▶ [PROBLEM REQUIREMENTS]
Report each line of the entries below that has the word "симпует" in it.

(Data records)

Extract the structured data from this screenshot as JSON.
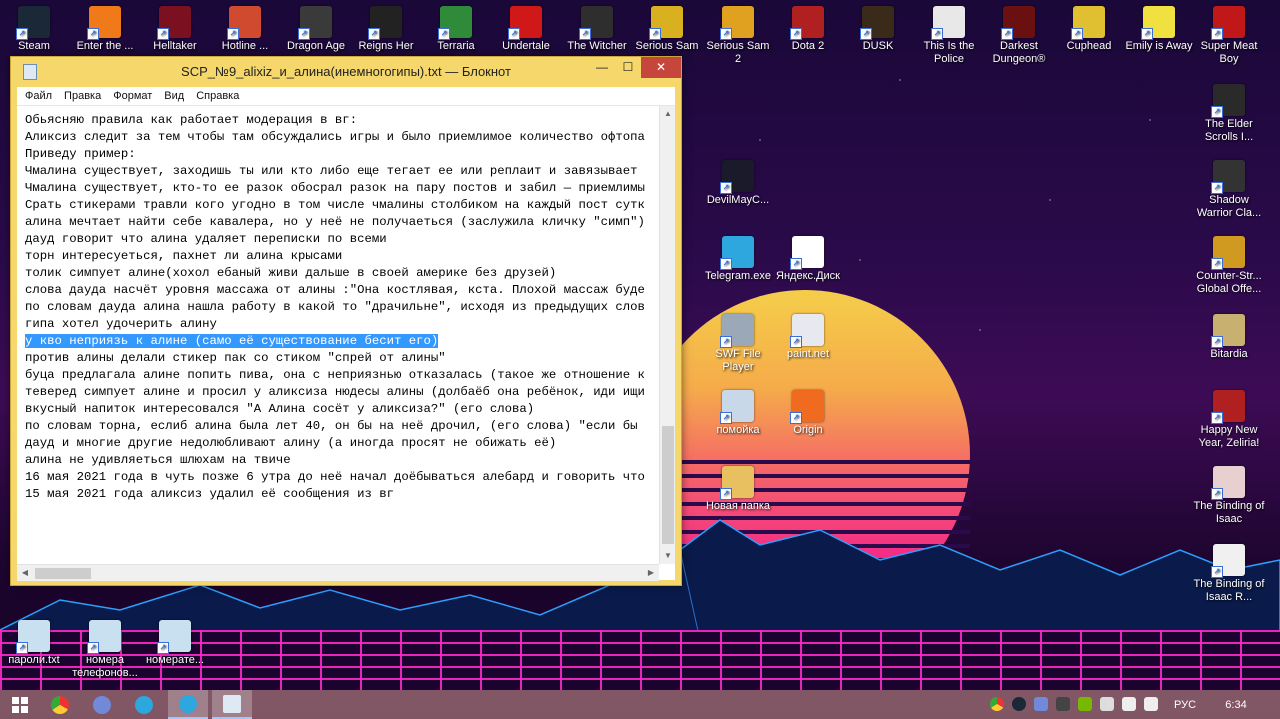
{
  "desktop": {
    "top_icons": [
      {
        "label": "Steam",
        "icon": "steam-icon",
        "color": "#1b2838"
      },
      {
        "label": "Enter the ...",
        "icon": "enter-the-gungeon-icon",
        "color": "#f07a1a"
      },
      {
        "label": "Helltaker",
        "icon": "helltaker-icon",
        "color": "#7a1020"
      },
      {
        "label": "Hotline ...",
        "icon": "hotline-miami-icon",
        "color": "#d04a30"
      },
      {
        "label": "Dragon Age",
        "icon": "dragon-age-icon",
        "color": "#3a3a3a"
      },
      {
        "label": "Reigns Her",
        "icon": "reigns-icon",
        "color": "#222222"
      },
      {
        "label": "Terraria",
        "icon": "terraria-icon",
        "color": "#2f8a3a"
      },
      {
        "label": "Undertale",
        "icon": "undertale-icon",
        "color": "#d01818"
      },
      {
        "label": "The Witcher",
        "icon": "witcher-icon",
        "color": "#2e2e2e"
      },
      {
        "label": "Serious Sam ...",
        "icon": "serious-sam-icon",
        "color": "#d8b020"
      },
      {
        "label": "Serious Sam 2",
        "icon": "serious-sam-2-icon",
        "color": "#e0a020"
      },
      {
        "label": "Dota 2",
        "icon": "dota-2-icon",
        "color": "#b02020"
      },
      {
        "label": "DUSK",
        "icon": "dusk-icon",
        "color": "#3a2a1a"
      },
      {
        "label": "This Is the Police",
        "icon": "this-is-the-police-icon",
        "color": "#e8e8e8"
      },
      {
        "label": "Darkest Dungeon®",
        "icon": "darkest-dungeon-icon",
        "color": "#6a1010"
      },
      {
        "label": "Cuphead",
        "icon": "cuphead-icon",
        "color": "#e0c030"
      },
      {
        "label": "Emily is Away",
        "icon": "emily-is-away-icon",
        "color": "#f0e040"
      },
      {
        "label": "Super Meat Boy",
        "icon": "super-meat-boy-icon",
        "color": "#c01818"
      }
    ],
    "right_column_icons": [
      {
        "label": "The Elder Scrolls I...",
        "icon": "elder-scrolls-icon",
        "color": "#2a2a2a"
      },
      {
        "label": "Shadow Warrior Cla...",
        "icon": "shadow-warrior-icon",
        "color": "#333333"
      },
      {
        "label": "Counter-Str... Global Offe...",
        "icon": "counter-strike-icon",
        "color": "#d09a20"
      },
      {
        "label": "Bitardia",
        "icon": "bitardia-icon",
        "color": "#c8b070"
      },
      {
        "label": "Happy New Year, Zeliria!",
        "icon": "happy-new-year-icon",
        "color": "#b02020"
      },
      {
        "label": "The Binding of Isaac",
        "icon": "binding-of-isaac-icon",
        "color": "#e8d0d0"
      },
      {
        "label": "The Binding of Isaac R...",
        "icon": "binding-of-isaac-rebirth-icon",
        "color": "#f0f0f0"
      }
    ],
    "middle_icons": [
      {
        "label": "DevilMayC...",
        "icon": "devil-may-cry-icon",
        "color": "#1a1a2a"
      },
      {
        "label": "Telegram.exe",
        "icon": "telegram-icon",
        "color": "#2ea6de"
      },
      {
        "label": "Яндекс.Диск",
        "icon": "yandex-disk-icon",
        "color": "#ffffff"
      },
      {
        "label": "SWF File Player",
        "icon": "swf-player-icon",
        "color": "#9aa8b8"
      },
      {
        "label": "paint.net",
        "icon": "paint-net-icon",
        "color": "#e8e8f0"
      },
      {
        "label": "помойка",
        "icon": "recycle-bin-icon",
        "color": "#c8d8e8"
      },
      {
        "label": "Origin",
        "icon": "origin-icon",
        "color": "#f06a20"
      },
      {
        "label": "Новая папка",
        "icon": "folder-icon",
        "color": "#e8c060"
      }
    ],
    "bottom_icons": [
      {
        "label": "пароли.txt",
        "icon": "text-file-icon",
        "color": "#c8e0f0"
      },
      {
        "label": "номера телефонов...",
        "icon": "text-file-icon",
        "color": "#c8e0f0"
      },
      {
        "label": "номерате...",
        "icon": "text-file-icon",
        "color": "#c8e0f0"
      }
    ]
  },
  "window": {
    "title": "SCP_№9_alixiz_и_алина(инемногогипы).txt — Блокнот",
    "minimize": "—",
    "maximize": "☐",
    "close": "✕",
    "menu": [
      "Файл",
      "Правка",
      "Формат",
      "Вид",
      "Справка"
    ],
    "lines": [
      "Обьясняю правила как работает модерация в вг:",
      "Аликсиз следит за тем чтобы там обсуждались игры и было приемлимое количество офтопа",
      "Приведу пример:",
      "Чмалина существует, заходишь ты или кто либо еще тегает ее или реплаит и завязывает",
      "Чмалина существует, кто-то ее разок обосрал разок на пару постов и забил — приемлимы",
      "Срать стикерами травли кого угодно в том числе чмалины столбиком на каждый пост сутк",
      "алина мечтает найти себе кавалера, но у неё не получаеться (заслужила кличку \"симп\")",
      "дауд говорит что алина удаляет переписки по всеми",
      "торн интересуеться, пахнет ли алина крысами",
      "толик симпует алине(хохол ебаный живи дальше в своей америке без друзей)",
      "слова дауда насчёт уровня массажа от алины :\"Она костлявая, кста. Плохой массаж буде",
      "по словам дауда алина нашла работу в какой то \"драчильне\", исходя из предыдущих слов",
      "гипа хотел удочерить алину",
      "у кво неприязь к алине (само её существование бесит его)",
      "против алины делали стикер пак со стиком \"спрей от алины\"",
      "буца предлагала алине попить пива, она с неприязнью отказалась (такое же отношение к",
      "теверед симпует алине и просил у аликсиза нюдесы алины (долбаёб она ребёнок, иди ищи",
      "вкусный напиток интересовался \"А Алина сосёт у аликсиза?\" (его слова)",
      "по словам торна, еслиб алина была лет 40, он бы на неё дрочил, (его слова) \"если бы",
      "дауд и многие другие недолюбливают алину (а иногда просят не обижать её)",
      "алина не удивляеться шлюхам на твиче",
      "16 мая 2021 года в чуть позже 6 утра до неё начал доёбываться алебард и говорить что",
      "15 мая 2021 года аликсиз удалил её сообщения из вг"
    ],
    "selected_line_index": 13
  },
  "taskbar": {
    "apps": [
      {
        "name": "start-button",
        "color": "#ffffff"
      },
      {
        "name": "chrome-taskbar",
        "color": "#e0b020"
      },
      {
        "name": "discord-taskbar",
        "color": "#7289da"
      },
      {
        "name": "telegram-taskbar",
        "color": "#2ea6de"
      },
      {
        "name": "telegram-active-taskbar",
        "color": "#2ea6de"
      },
      {
        "name": "notepad-taskbar",
        "color": "#dfe9f4"
      }
    ],
    "lang": "РУС",
    "time": "6:34"
  }
}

▶ [ANSWER AREA]
      "толик симпует алине(хохол ебаный живи дальше в своей америке без друзей)",
      "теверед симпует алине и просил у аликсиза нюдесы алины (долбаёб она ребёнок, иди ищи",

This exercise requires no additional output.